* DIRECTIONS
Only a number is wanted here: how many lines in the entries below contain the word "Phone".

* INFORMATION PROVIDED
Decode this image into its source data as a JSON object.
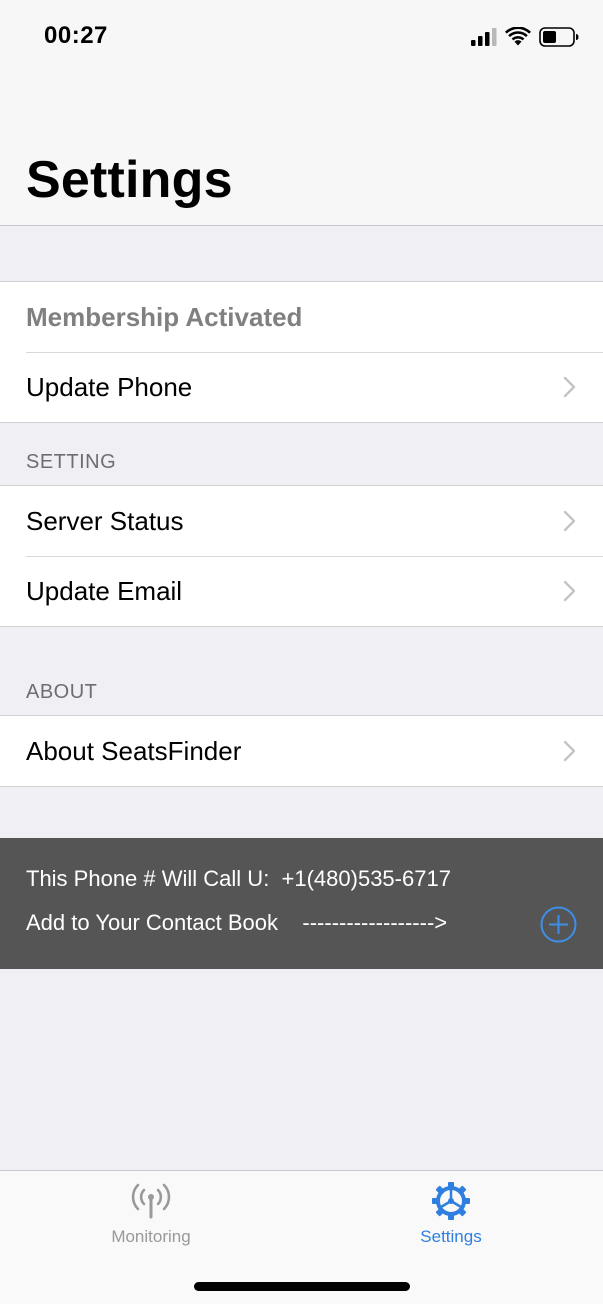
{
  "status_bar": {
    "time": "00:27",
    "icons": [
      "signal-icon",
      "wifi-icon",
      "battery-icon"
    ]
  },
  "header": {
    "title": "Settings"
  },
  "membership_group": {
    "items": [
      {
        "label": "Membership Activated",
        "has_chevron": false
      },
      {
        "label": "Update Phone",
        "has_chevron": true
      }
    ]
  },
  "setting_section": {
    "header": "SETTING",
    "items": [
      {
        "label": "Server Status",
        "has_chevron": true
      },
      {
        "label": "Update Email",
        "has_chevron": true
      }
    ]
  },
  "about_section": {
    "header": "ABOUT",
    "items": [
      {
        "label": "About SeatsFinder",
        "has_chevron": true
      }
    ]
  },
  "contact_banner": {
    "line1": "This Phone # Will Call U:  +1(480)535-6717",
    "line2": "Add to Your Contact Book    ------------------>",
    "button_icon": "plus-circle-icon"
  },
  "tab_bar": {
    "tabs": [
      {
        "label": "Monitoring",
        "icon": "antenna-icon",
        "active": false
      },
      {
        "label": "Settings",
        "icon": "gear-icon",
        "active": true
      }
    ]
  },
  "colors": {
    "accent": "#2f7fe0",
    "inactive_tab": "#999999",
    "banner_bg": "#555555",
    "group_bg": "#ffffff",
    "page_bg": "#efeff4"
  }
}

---

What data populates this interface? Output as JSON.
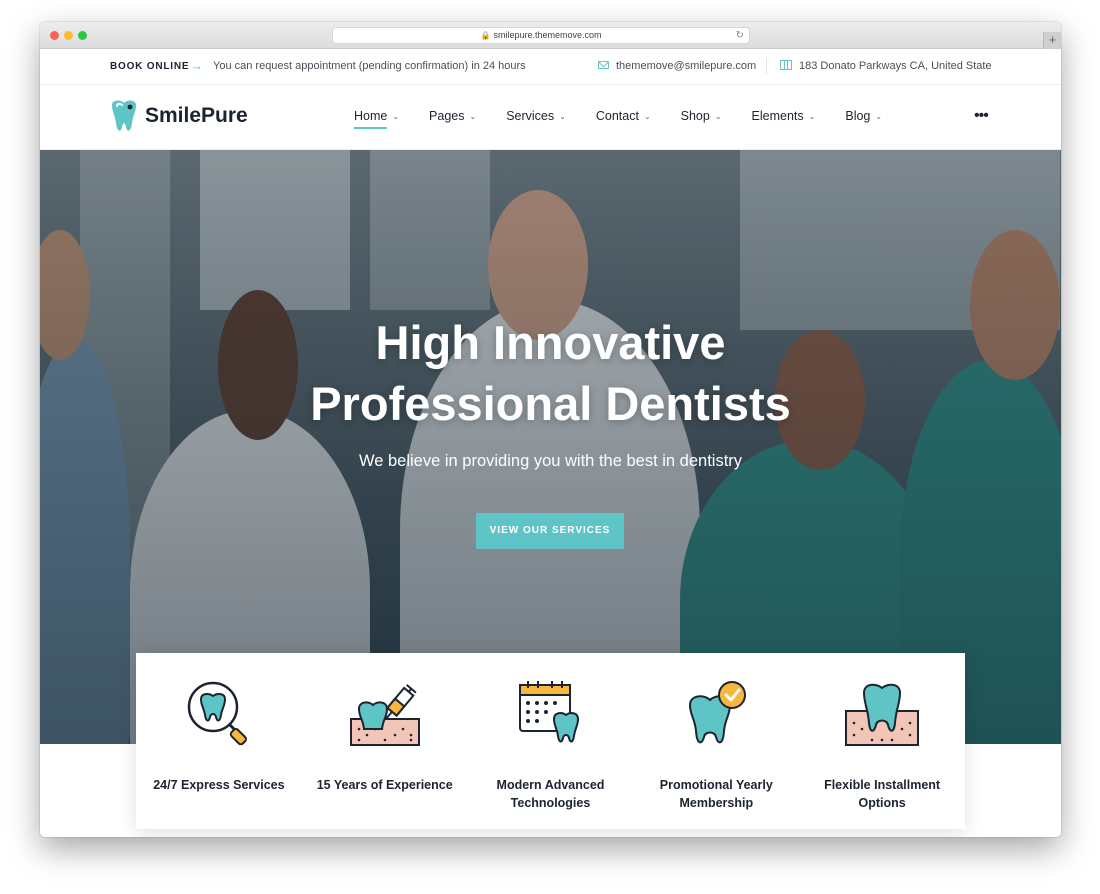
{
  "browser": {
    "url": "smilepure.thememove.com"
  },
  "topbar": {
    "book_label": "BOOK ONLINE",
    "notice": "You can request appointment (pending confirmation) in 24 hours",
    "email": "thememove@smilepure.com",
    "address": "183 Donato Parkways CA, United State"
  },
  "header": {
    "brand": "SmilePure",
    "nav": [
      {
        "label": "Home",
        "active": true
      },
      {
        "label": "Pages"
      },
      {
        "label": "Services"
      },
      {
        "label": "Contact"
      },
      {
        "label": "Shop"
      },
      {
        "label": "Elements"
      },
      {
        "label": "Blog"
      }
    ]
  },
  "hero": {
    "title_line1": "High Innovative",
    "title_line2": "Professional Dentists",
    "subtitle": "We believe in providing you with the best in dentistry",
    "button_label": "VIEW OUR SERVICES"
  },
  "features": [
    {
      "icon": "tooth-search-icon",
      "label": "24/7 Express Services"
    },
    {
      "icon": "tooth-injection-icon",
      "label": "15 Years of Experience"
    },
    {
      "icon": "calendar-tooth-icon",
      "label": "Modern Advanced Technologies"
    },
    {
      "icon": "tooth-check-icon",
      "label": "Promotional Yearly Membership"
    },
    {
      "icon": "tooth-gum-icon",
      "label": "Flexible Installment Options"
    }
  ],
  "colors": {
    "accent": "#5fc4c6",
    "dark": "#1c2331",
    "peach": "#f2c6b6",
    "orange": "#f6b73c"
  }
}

* RESULT
2